A Turn in the Tide?
Abortion is being talked about in a whole new way.
Abortion has always been a tough subject for politicians whose natural inclination is to try to please everybody. Politicians try to signal their support to activists on one side of the debate or the other while not offending the “mushy middle” — the many voters who haven't formed strong opinions on the issue and are spooked by strident rhetoric from both sides.
But it seems that in the debate over Harriet Miers, there is a new willingness for straight talk on abortion. Straight talk was forced on President Bush. Facing a revolt of pro-lifers over his new Supreme Court pick, the White House had to make very clear where she stood. So the White House arranged for the right pro-family people to talk to the right people from Miers’ church, and the word was passed: Harriet Miers is pro-life.
Coincidentally, prominent journalists — female and male — have started talking about abortion in a new way.
Patricia Bauer is a former Washington Post bureau chief who has a Down syndrome daughter. She's starting to notice that many people see her daughter not as the beautiful person she knows, but as someone who ought to be dead.
Her Oct. 18 column asks, “Why … do we as a society view abortion as justified and unremarkable in the case of another class of people: children with disabilities?”
Mothers are given tests in pregnancy nowadays whose only purpose is to determine whether their child has Down syndrome so that they can abort them. The columnist is well aware of this — and so are the people she and her daughter meet.
“I know that most women of childbearing age that we may encounter have judged her and her cohort, and have found their lives to be not worth living. To them, Margaret falls into the category of avoidable human suffering. At best, a tragic mistake. At worst, a living embodiment of the pro-life movement. Less than human. A drain on society. That someone I love is regarded this way is unspeakably painful to me.”

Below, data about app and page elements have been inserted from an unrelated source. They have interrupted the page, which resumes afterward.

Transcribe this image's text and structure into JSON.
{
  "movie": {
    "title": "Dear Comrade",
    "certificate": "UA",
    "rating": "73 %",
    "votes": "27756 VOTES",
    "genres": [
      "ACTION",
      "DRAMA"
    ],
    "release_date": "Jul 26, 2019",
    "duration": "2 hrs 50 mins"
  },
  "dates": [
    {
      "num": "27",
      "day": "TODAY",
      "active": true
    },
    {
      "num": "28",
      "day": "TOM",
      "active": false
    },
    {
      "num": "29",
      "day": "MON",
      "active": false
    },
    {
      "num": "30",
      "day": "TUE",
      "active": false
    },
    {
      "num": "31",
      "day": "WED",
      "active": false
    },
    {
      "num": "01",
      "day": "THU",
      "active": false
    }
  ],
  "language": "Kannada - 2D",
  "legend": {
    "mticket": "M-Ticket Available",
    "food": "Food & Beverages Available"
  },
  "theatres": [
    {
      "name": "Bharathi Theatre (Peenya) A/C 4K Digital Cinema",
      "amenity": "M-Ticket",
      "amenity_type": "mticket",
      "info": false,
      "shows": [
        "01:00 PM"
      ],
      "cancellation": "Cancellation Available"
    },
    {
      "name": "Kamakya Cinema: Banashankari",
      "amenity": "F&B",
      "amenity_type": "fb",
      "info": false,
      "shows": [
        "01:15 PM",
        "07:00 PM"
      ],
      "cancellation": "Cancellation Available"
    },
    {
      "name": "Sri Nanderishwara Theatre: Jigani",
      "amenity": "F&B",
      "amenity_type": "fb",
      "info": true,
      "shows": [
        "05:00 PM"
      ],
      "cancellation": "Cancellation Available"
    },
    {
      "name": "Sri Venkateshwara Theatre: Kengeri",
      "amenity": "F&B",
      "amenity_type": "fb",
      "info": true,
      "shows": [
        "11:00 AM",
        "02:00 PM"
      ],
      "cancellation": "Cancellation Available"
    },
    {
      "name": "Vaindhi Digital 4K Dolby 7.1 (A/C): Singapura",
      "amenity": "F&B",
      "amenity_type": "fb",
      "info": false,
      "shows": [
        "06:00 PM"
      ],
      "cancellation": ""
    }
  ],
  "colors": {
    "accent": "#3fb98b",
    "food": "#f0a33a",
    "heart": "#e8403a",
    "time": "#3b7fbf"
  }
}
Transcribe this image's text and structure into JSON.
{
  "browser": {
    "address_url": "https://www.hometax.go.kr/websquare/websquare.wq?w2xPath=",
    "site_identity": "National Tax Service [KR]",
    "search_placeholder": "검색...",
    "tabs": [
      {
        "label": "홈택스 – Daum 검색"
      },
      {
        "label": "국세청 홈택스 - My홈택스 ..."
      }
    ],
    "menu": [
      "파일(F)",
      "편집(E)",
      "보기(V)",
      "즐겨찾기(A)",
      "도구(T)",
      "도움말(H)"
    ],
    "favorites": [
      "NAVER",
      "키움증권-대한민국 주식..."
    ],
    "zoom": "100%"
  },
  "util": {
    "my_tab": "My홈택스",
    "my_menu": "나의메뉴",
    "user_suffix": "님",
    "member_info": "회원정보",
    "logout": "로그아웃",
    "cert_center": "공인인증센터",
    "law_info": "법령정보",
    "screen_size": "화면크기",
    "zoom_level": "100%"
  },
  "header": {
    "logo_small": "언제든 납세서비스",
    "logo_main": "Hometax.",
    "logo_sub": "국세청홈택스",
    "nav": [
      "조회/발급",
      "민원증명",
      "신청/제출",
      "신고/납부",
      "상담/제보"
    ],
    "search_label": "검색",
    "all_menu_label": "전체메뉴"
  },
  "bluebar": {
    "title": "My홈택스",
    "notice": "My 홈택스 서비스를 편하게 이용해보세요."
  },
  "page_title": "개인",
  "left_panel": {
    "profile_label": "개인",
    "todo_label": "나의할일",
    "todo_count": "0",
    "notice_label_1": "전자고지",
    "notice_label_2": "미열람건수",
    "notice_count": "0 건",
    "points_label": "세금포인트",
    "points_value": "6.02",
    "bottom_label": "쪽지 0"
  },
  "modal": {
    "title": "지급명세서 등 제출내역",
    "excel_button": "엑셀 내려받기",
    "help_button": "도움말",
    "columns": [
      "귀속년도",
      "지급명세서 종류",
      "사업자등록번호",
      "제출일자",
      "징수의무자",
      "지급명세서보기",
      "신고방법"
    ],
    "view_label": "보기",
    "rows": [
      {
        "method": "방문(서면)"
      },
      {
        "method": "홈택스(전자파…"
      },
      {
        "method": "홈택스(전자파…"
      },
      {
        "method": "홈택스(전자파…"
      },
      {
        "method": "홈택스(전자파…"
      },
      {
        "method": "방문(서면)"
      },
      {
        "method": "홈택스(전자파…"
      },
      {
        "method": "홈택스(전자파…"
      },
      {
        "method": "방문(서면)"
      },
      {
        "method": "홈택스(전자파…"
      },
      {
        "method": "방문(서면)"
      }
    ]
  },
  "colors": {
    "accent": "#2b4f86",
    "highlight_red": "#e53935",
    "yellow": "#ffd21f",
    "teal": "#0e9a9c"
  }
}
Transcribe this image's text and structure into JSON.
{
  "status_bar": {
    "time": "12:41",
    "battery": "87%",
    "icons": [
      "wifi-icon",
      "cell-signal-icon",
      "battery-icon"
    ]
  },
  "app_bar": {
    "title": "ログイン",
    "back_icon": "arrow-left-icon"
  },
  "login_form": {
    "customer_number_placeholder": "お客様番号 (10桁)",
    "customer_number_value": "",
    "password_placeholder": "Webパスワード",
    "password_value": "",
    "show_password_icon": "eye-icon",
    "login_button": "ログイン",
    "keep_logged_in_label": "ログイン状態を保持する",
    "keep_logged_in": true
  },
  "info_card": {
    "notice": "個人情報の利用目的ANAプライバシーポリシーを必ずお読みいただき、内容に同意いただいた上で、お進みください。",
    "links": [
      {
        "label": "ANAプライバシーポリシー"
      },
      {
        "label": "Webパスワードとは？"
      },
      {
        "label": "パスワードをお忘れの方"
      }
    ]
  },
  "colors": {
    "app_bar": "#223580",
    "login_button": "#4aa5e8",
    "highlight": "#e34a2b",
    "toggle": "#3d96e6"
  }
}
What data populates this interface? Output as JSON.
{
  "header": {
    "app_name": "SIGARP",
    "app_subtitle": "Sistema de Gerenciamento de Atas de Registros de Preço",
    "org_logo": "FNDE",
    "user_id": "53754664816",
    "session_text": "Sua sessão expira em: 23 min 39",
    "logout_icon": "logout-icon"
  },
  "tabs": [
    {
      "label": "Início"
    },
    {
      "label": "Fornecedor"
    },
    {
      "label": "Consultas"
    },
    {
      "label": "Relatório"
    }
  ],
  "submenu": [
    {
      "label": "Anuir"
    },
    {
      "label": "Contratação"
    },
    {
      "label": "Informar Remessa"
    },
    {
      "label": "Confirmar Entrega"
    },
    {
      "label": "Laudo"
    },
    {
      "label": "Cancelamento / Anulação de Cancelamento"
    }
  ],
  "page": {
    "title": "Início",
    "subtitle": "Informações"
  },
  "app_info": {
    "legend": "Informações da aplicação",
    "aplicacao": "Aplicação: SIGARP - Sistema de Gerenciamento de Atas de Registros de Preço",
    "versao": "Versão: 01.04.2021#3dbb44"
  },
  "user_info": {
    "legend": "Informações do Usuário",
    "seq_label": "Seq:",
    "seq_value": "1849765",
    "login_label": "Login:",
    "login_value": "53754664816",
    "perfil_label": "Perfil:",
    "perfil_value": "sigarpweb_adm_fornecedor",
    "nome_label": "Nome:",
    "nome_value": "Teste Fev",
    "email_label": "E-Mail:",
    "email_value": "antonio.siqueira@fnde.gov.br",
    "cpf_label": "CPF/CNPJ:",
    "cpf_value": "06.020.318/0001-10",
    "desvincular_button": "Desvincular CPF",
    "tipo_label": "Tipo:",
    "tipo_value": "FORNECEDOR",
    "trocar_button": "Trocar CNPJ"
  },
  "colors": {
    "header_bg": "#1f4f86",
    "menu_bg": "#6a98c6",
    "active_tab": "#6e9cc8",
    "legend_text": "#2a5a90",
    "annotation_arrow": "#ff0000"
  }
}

Bauer remembers the tempting logic of death she heard from an Ivy League ethics professor who spoke at a party about women's “moral obligation to undergo prenatal testing and to terminate their pregnancy to avoid bringing forth a child with a disability, because it was immoral to subject a child to the kind of suffering he or she would have to endure.”
She compares America today to ancient Greece, where babies with disabilities were left outside to die. Her doctor says he used to have a steady stream of Down syndrome patients, but not anymore.
“They aren't being born anymore,” he says.
Bauer concludes: “I have to think that there are many pro-choicers who, while paying obeisance to the rights of people with disabilities, want at the same time to preserve their right to ensure that no one with disabilities will be born into their own families. The abortion debate is not just about a woman's right to choose whether to have a baby; it's also about a woman's right to choose which baby she wants to have.”
How is this sad state of affairs a turn in the tide? Well, for one thing, the problem is being acknowledged — the first step to recovery. For another, the voice of the mother is starting to be heard. Abortion thrives on silence — particularly the silence of the women involved. If women directly affected by abortion — those who chose it, and those who rejected it — are given a hearing, unrestricted abortion's days are numbered.
Of course, men need to be part of the conversation. Enter influential syndicated columnist Richard Cohen. In an Oct. 21 column that is sharply critical of the legal logic that led to the Supreme Court's legalization of abortion, he wrote:
“I no longer see abortion as directly related to sexual freedom or feminism, and I no longer see it strictly as a matter of personal privacy, either.”
He can now say, “It entails questions about life.” Exactly. Once women tell the story that abortion has not been good for them, life questions can be heard, too.
Where is the tide-change on abortion coming from? Cohen says he knows “plenty of people who no longer think of it as a minor procedure that only prudes and right-wingers oppose. The anti-abortion movement has made headway.”
Indeed it has — witness the new “straight talk” on a procedure previously spoken about in euphemisms and the increasing enlightenment of influential journalists. Which should give us confidence. And inspire us to redouble our efforts.
- October 30-November 5, 2005